After having just spent a week soaking up Irish love and hospitality, one can’t help but feel a strong affinity for that gorgeous country and its traditions. For a heavy tea drinker, however – what a treat it is to be asked, at least half a dozen times each day – “time for a cuppa tea?” (or “cupan tae”, in Gaelic). Sure, I was familiar with the statistics that these were the highest per capita tea drinkers in the world (um… where might they rank with stout, I wonder?!) There are about 4 million people in Ireland and over 3 million are daily tea drinkers. The average Irishman or Irishwoman drinks about 4 to 6 cups a day. And now, I’ve witnessed that. People go to pubs at mid-day, and order tea – how cool is that? No need for a “café” that closes at 5 and a bar that opens at 4 – one stop drinking, and you can always find your friends in one place.

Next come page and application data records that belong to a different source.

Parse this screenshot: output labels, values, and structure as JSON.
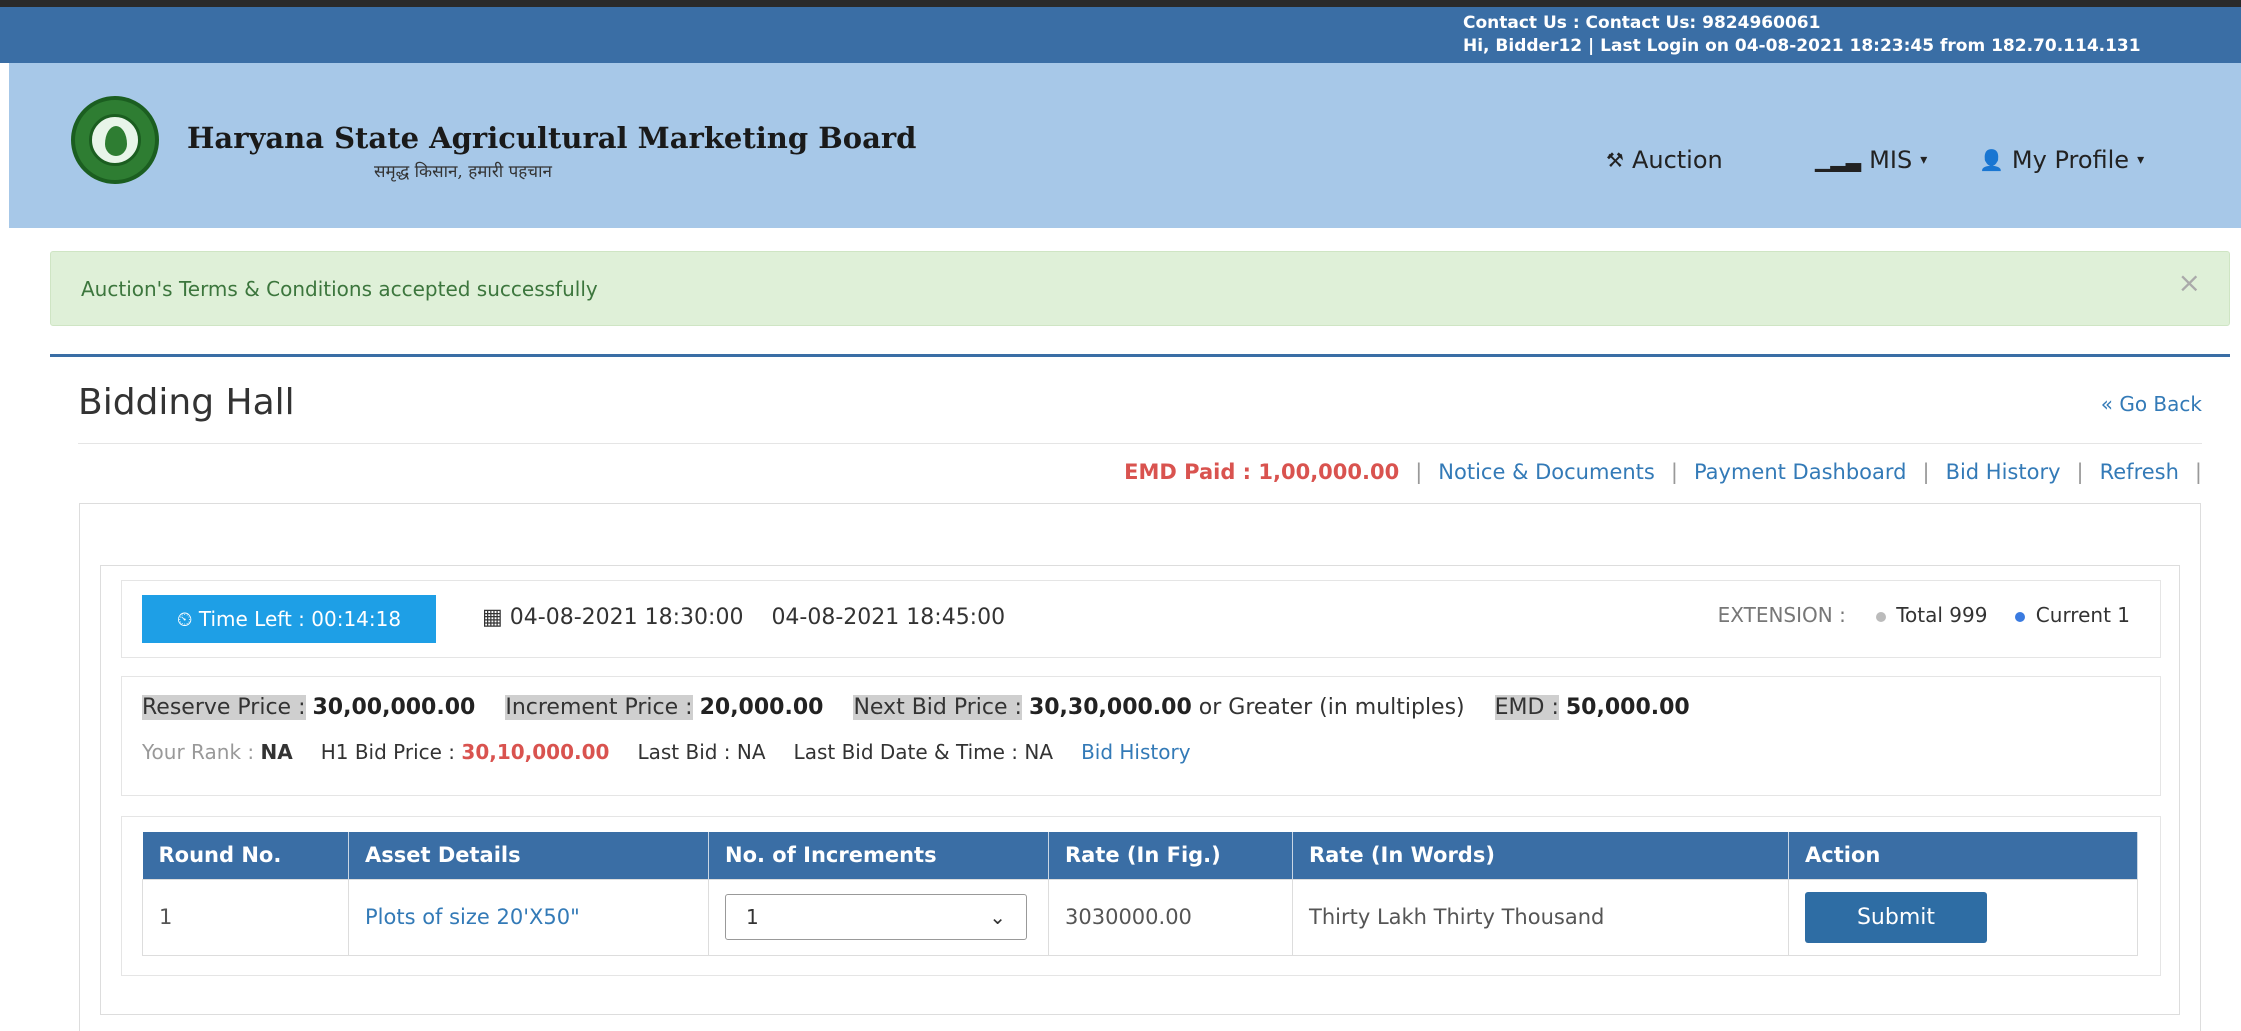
{
  "topbar": {
    "contact": "Contact Us : Contact Us: 9824960061",
    "login_info": "Hi, Bidder12 | Last Login on 04-08-2021 18:23:45 from 182.70.114.131"
  },
  "header": {
    "title": "Haryana State Agricultural Marketing Board",
    "subtitle": "समृद्ध किसान, हमारी पहचान",
    "nav": {
      "auction": "Auction",
      "mis": "MIS",
      "profile": "My Profile"
    }
  },
  "alert": {
    "message": "Auction's Terms & Conditions accepted successfully",
    "close": "×"
  },
  "page": {
    "title": "Bidding Hall",
    "go_back": "« Go Back"
  },
  "links": {
    "emd_paid": "EMD Paid : 1,00,000.00",
    "notice": "Notice & Documents",
    "payment": "Payment Dashboard",
    "bid_history": "Bid History",
    "refresh": "Refresh"
  },
  "timer": {
    "time_left": "Time Left : 00:14:18",
    "start": "04-08-2021 18:30:00",
    "end": "04-08-2021 18:45:00",
    "extension_label": "EXTENSION :",
    "total": "Total 999",
    "current": "Current 1",
    "total_color": "#bbbbbb",
    "current_color": "#3a7be0"
  },
  "prices": {
    "reserve_label": "Reserve Price :",
    "reserve_value": "30,00,000.00",
    "increment_label": "Increment Price :",
    "increment_value": "20,000.00",
    "next_label": "Next Bid Price :",
    "next_value": "30,30,000.00",
    "next_suffix": "or Greater",
    "next_note": "(in multiples)",
    "emd_label": "EMD :",
    "emd_value": "50,000.00",
    "rank_label": "Your Rank :",
    "rank_value": "NA",
    "h1_label": "H1 Bid Price :",
    "h1_value": "30,10,000.00",
    "last_bid": "Last Bid : NA",
    "last_bid_time": "Last Bid Date & Time : NA",
    "bid_history": "Bid History"
  },
  "table": {
    "headers": [
      "Round No.",
      "Asset Details",
      "No. of Increments",
      "Rate (In Fig.)",
      "Rate (In Words)",
      "Action"
    ],
    "row": {
      "round": "1",
      "asset": "Plots of size 20'X50\"",
      "increments": "1",
      "rate_fig": "3030000.00",
      "rate_words": "Thirty Lakh Thirty Thousand",
      "action": "Submit"
    }
  }
}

De Barra’s Pub in Klonakilty, West Cork
I’ve always been a fan of Assam tea (the main component of most Irish tea blends), but fortunately, I went on a serious Assam binge a few months back, when we had the privilege to have The Tea Spot’s Assam tea and Steeping Mug featured on the Anderson Cooper show. Just like many of Anderson’s viewers, I think – consciously or not, – I expected that drinking only Assam might make me a bit more like the amazing Dame Judy Dench – the plug on his live show for the tea (she drinks only Assam). Good thing – because in Ireland, tea means an Irish tea blend (just like beer means stout) in a little BAG. According to the UK Tea Council, over 90% of the tea consumed in Great Britain is in bag form, stunningly comparable to the popularity of the tea bag in the United States, and I suspect, Ireland. The way I was able to get flavor out of the bag, was to use two per serving.

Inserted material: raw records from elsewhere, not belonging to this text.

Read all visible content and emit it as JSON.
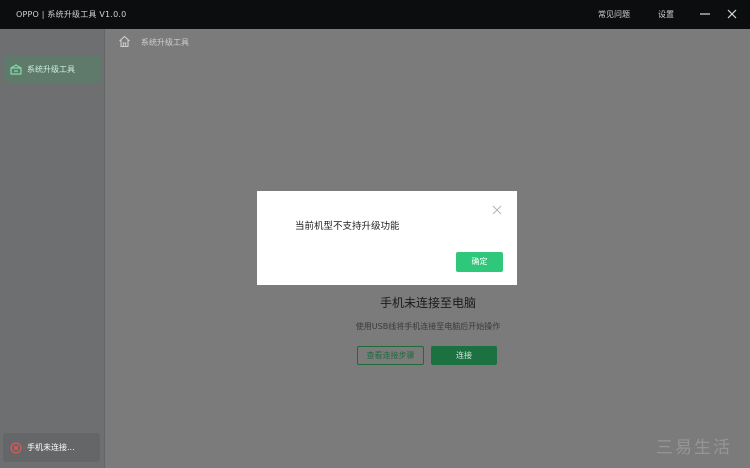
{
  "window": {
    "title": "OPPO | 系统升级工具  V1.0.0",
    "menu_faq": "常见问题",
    "menu_settings": "设置"
  },
  "sidebar": {
    "items": [
      {
        "label": "系统升级工具",
        "icon": "upgrade-box-icon",
        "active": true
      }
    ],
    "status": {
      "label": "手机未连接...",
      "icon": "error-circle-icon",
      "color": "#e05555"
    }
  },
  "main": {
    "breadcrumb": "系统升级工具",
    "empty_title": "手机未连接至电脑",
    "empty_hint": "使用USB线将手机连接至电脑后开始操作",
    "steps_button": "查看连接步骤",
    "connect_button": "连接"
  },
  "dialog": {
    "message": "当前机型不支持升级功能",
    "ok_button": "确定"
  },
  "watermark": "三易生活",
  "colors": {
    "accent": "#2fc77a",
    "titlebar": "#0c0d0f",
    "overlay": "#7b7b7b"
  }
}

Our time was spent in wonderful West Cork (Corcaigh) County – at the southern tip of the Island. There’s lots of competition coming from the big city of Dublin, so you feel lots of pride for local Cork products. Lyons (from Dublin) is the biggest brand of tea in Ireland, so in Cork, there’s a good pull for the local big-brand – Barry’s. And in the supermarket of our local fairtrade town – there’s a third brand – Barber’s Daily – also from Cork. I pulled some locals into a tasting I did of all three teas. Although they’re all the same type of blend – Assam from India, and China black and/or Kenyan tea – they have remarkably different flavor profiles. We all picked an overwhelming favorite – it was Barry’s gold blend. Later on in the day, a restaurant proprietor came by (Neil, of the wonderful Pink Elephant – exquisite dining, magical Atlantic views across Courtmacsherry bay – not to miss if you’re ever in the area) and saw my tea boxes stacked up for a photo. Most casually, he remarked – the best one’s Barry’s Gold Blend – but the loose leaf tea version – not the bag. Thank you for confirming our passion for the leaf, Neil!